Figure out the number of lines in the entries that hold the string "Configuration", then give that number and nothing else.

→ Data records
######
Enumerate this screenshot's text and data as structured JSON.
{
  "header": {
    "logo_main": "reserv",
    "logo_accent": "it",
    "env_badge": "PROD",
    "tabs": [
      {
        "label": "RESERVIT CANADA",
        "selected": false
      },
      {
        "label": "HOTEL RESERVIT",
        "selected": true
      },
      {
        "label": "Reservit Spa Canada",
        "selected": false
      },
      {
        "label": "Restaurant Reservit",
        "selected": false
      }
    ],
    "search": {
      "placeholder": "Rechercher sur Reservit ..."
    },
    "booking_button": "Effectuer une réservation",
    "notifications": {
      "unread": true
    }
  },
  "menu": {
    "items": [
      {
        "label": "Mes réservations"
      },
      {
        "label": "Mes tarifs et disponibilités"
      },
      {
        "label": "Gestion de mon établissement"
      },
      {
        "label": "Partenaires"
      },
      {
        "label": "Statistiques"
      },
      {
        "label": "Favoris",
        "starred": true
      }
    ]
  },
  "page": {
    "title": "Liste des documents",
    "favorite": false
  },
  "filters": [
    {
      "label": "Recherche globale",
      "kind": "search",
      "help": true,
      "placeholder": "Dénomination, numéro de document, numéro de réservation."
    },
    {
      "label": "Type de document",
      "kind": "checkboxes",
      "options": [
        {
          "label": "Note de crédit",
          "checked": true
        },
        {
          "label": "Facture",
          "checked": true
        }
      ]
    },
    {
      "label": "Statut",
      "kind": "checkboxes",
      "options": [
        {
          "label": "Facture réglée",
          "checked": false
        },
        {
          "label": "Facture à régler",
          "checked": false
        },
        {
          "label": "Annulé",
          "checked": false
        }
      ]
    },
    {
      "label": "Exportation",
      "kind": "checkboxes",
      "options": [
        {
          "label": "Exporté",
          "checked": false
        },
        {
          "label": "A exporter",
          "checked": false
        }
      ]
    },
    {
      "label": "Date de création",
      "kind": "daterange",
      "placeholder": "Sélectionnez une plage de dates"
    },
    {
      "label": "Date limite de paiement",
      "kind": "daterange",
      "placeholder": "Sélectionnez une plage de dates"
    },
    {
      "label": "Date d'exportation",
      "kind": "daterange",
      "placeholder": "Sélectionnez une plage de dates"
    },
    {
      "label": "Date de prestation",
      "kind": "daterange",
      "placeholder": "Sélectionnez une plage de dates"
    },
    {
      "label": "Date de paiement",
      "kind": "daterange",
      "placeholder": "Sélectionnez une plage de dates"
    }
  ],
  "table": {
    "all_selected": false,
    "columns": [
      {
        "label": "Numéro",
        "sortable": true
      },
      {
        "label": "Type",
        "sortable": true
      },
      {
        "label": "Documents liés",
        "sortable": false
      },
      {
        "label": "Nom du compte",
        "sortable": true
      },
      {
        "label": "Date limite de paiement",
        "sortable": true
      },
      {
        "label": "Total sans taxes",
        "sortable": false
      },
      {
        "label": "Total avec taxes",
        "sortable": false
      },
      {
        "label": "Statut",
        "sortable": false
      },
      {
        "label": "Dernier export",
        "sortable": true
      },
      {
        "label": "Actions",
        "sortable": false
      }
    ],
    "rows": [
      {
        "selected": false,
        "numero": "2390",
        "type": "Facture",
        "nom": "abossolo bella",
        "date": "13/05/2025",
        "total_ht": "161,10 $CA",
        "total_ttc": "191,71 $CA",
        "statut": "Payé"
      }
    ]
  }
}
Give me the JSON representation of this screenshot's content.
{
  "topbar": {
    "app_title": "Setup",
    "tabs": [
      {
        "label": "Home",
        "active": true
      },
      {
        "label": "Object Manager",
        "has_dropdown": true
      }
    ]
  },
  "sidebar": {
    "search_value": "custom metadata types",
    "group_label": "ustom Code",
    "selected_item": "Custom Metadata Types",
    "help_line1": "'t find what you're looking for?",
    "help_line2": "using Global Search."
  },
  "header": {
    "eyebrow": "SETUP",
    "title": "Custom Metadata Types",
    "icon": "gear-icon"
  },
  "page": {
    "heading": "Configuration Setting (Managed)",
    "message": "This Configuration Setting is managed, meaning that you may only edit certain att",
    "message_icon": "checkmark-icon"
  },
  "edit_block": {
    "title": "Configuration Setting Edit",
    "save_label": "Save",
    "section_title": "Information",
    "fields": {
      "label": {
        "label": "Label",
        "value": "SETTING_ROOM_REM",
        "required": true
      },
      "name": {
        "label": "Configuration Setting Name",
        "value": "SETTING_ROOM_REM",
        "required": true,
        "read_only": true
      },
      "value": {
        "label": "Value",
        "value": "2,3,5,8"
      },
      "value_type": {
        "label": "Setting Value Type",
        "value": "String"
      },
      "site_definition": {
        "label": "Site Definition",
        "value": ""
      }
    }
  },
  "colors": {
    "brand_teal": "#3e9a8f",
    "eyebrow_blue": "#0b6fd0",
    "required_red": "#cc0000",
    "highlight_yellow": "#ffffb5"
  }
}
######
→ ANSWER TO THIS EXERCISE
4